Bluetooth has been initially defined for short range usage, typically headset and smartphone, with paired device broadcasting approach. According with Bluetooth SIG, the future launch of Bluetooth 5 at the end of 2016, beginning of 2017, will suppress these limitations in term of range and broadcasting capability, and also double the speed and by consequence half the power consumption. Let’s have a look at the various wireless architectures integrating Bluetooth low energy, and the preferred process technology associated with each option.
- Standalone RF transceiver: The controller and PHY are integrated in the transceiver chip that connects to the main SoC which houses the software stack and application code. RF transceiver is implemented in legacy nodes, like 180 nm.
- Wireless network processor: Several wireless protocols are integrated in a dedicated processor housing the wireless protocol stack, but the application code is in the application processor SoC. This network processor option target mature 90 nm node.
- Fully integrated wireless SoC: This monolithic, single die implementation is ideal for Bluetooth with the low energy technology for IoT applications. The Link Layer and PHY are integrated into the SoC that runs all software stacks and application codes. The 40nm and 55nm technology nodes are becoming popular for this monolithic option.
- Combo wireless chipset solution: Several wireless technologies such as WiFi and Bluetooth are integrated into a single transceiver connected to the SoC that includes the digital modem. All software, wireless stacks, and application codes reside in an external non-volatile memory. This solution is prevalent for mobile application processor and leverage aggressive process nodes like 28 nm, or below.
The combo wireless chipset architecture is offering unlimited off-chip memory, giving programmers more resources, but the number of chips (application processor + transceiver + flash) is too large if the goal is to develop a very low cost application, such as wearable or IoT device. Current wearable designs, like fitness wristbands, implementing Bluetooth LE for low bandwidth wireless connectivity, integrate only two chips: one SoC connected to a Bluetooth LE IC via a UART or I2C bus. It is now possible to push the integration for this type of application, by integrating the complete Bluetooth IP (Link Layer + PHY) into a single SoC. It’s technically possible, but what are the benefits?
A monolithic solution will offer the expected benefits like lower power, lower BOM cost and smaller footprint, all of these being extremely valuable for the target application. And it will also offer lower latency, as the data sent over the AMBA AHB bus can reduce latency by 5 to 10 cycles versus the SPI bus.
If we look more carefully at the power consumption, the two chip solution is made of a SoC, say in 40 nm or 55 nm, and one RF transceiver in 180 nm. Integrating the Bluetooth LE as an IP in the SoC will allow to seriously decreasing the power consumption part of the Bluetooth function.

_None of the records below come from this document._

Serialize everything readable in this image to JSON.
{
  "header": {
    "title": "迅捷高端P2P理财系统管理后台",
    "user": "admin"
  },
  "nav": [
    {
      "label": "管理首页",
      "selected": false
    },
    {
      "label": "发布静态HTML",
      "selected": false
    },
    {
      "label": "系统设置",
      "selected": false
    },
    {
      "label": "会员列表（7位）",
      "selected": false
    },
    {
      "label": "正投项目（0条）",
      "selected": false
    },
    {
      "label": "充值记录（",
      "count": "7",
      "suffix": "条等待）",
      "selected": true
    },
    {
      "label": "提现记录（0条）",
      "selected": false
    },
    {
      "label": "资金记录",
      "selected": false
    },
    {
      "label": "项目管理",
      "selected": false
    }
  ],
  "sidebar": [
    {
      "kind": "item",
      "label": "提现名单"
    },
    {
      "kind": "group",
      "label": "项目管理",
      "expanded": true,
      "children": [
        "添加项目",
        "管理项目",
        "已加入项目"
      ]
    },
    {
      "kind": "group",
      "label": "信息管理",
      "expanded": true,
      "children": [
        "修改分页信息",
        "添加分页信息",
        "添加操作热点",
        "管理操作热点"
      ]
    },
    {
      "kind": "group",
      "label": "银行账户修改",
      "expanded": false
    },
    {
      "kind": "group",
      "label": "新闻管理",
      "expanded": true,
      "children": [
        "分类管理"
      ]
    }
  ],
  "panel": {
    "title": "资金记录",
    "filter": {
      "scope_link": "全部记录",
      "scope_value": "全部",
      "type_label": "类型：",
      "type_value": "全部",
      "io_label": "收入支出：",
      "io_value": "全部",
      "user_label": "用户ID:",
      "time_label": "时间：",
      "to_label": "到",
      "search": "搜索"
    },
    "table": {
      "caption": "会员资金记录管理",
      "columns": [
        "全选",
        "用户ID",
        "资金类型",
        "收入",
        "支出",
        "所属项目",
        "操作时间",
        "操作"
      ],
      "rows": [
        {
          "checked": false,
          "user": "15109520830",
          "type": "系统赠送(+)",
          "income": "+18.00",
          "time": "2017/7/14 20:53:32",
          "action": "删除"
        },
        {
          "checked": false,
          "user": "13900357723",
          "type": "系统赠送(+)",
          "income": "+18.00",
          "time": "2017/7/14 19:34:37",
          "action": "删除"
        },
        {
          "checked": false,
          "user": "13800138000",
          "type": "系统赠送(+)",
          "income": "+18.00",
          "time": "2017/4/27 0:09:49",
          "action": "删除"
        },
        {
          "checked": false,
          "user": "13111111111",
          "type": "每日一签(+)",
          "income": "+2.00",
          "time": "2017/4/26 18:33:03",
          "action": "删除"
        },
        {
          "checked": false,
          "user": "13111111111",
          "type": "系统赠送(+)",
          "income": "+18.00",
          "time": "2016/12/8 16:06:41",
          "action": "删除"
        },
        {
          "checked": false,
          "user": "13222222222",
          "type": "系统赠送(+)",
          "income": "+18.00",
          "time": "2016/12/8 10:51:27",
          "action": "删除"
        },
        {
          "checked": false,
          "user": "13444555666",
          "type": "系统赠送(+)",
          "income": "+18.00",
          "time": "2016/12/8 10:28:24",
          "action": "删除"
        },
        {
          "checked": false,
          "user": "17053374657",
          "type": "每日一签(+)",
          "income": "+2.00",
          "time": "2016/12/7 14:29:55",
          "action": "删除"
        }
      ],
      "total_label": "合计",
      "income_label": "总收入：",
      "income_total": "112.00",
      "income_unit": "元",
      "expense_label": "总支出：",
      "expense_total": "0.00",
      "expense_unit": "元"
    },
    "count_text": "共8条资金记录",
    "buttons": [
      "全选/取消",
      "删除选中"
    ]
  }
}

This function, implemented in a 180 nm process node (RF transceiver architecture), is now running in the SoC targeting 40 nm (55 nm) process node at much lower (Vdd) voltage, 0.9V for these ultra-low-power processes. This benefit is coming on top of the expected power saving going with the integration of two chips into a mono-chip. For battery powered devices like fitness wristbands, lower power consumption translate into longer usage, and the time between charges could make or break the product.
As mentioned earlier, the price point of a wearable or IoT device solution could be decisive. If it’s too high, the product will stay in a niche: cool, but too expensive to allow for wide market adoption. The wireless integration enables the removal of a complete chip sets, reducing packaging and test cost and removing duplication of power management. This can save over $0.15 in packaging costs and 20-30 extra pads that are required to support the additional wireless network processor. These savings, in conjunction with a reduced PCB footprint, make the total system cost savings very attractive.
The Bluetooth PHY is available on 180-nm, 55-nm and 40-nm process nodes allowing designers to also take advantage of the advanced processes’ power, area and performance benefits, especially on 55-nm and 40-nm. Moreover, the SoC development costs are still reasonable on these process nodes when compared with nodes below 28 nm. Unlike for very high volume applications like smartphone, or performance demanding like servers, targeting 55 nm or 40 nm process nodes allow enough power and cost savings to build successful systems for such low computing, low bandwidth systems.
Last but not least, the DesignWare Bluetooth Low Energy IP solution is qualified by the Bluetooth Special Interest Group (SIG) which is critical for designer success.
Eric Esteve from IPNEST
(1) According with a survey made by Teardown.com